Van Gaever planning new carrier - VG Airlines - to serve long haul routes from Brussels after Sabena demise

Freddy Van Gaever, the former boss of Belgian regionals Delta Air Transport (DAT) and VLM, has made a bid to fill the void left by Sabena's bankruptcy.

The Belgian businessman has been in talks with Sabena receivers and is negotiating with two prospective investors in the new DAT, bank tycoons Viscount Etienne Davignon and Count Maurice Lippens, over an investment of Bfr500 million ($11 million) in a new airline.

Van Gaever has already applied for an air operator certificate (AOC) from Belgium's civil aviation administration. However, to speed up the launch date, he has offered to buy two Airbus 340 aircraft from Sabena's receivers in exchange for a transfer of the Sabena AOC to his new VG Airlines.

Van Gaever says he wants to begin long-haul services from Brussels to Los Angeles and San Francisco on 22 April and may serve New York and Boston if Sabena's successor DAT Plus backs off from flying these routes. He has taken options on two ex-Sabena Airbus A330s for this eventuality.

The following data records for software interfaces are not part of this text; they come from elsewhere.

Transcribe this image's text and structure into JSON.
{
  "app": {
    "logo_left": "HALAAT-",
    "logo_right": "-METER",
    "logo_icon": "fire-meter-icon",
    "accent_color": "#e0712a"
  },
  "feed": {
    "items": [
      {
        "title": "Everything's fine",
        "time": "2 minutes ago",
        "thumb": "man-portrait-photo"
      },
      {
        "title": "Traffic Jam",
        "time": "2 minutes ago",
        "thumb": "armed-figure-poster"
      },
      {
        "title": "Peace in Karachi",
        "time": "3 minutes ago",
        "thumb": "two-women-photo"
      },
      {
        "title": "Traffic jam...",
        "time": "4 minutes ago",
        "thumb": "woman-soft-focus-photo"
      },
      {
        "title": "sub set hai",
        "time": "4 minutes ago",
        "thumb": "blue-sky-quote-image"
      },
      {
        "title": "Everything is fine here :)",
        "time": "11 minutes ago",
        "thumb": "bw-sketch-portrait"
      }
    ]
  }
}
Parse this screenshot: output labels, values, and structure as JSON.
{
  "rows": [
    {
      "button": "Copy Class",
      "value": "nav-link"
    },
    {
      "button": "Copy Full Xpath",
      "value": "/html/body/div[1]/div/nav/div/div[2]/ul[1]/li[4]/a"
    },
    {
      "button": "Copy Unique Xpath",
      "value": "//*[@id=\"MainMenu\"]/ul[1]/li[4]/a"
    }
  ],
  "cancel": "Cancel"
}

"I have no intention to do what others do," Van Gaever says. "I'll leave European services to Virgin Express and Delta Air Transport.

I want to provide long-haul service to the USA. Everything is in place to start operations: aircraft, expertise, competent staff and Sabena Technics for maintenance. All I need is an AOC." If VG Airlines takes off, the carrier will exclusively hire former Sabena employees.

Virgin Express and DAT have meanwhile begun co-operating, with codeshare agreements to an array of European destinations, including London Heathrow. This is seen as a preliminary move to a merger after 9 December - the date when DAT, operating under receivership as part of the Sabena Group, will be put up for sale.

DAT has been using a Bfr 5 billion bridging credit provided originally by the Belgian Government to Sabena and transferred to DAT when Sabena was declared bankrupt on 6 November.

The airline resumed operating a limited network of 35 destinations in Europe, but has been suffering from an average load factor as low as 10% as a result of confusion over where to buy tickets and at what price. DAT hopes a recent low fare promotional drive will increase load factors although seat occupancy has already increased to around 50%, according to some reports.

In the meantime, Sabena Technics has announced that it is making 30% of its workforce redundant as part of a restructuring plan to cope with the loss of business from Sabena.

Although the company had been making efforts to grow third party work, the Belgian airline still represented 37% of Sabena Technics' turnover when the airline went bust.

The company says it is continuing to identify potential buyers and is in advanced discussions with a number of investors. It expects to reach an agreement "in principle" by the end of the year.

Source: Flight International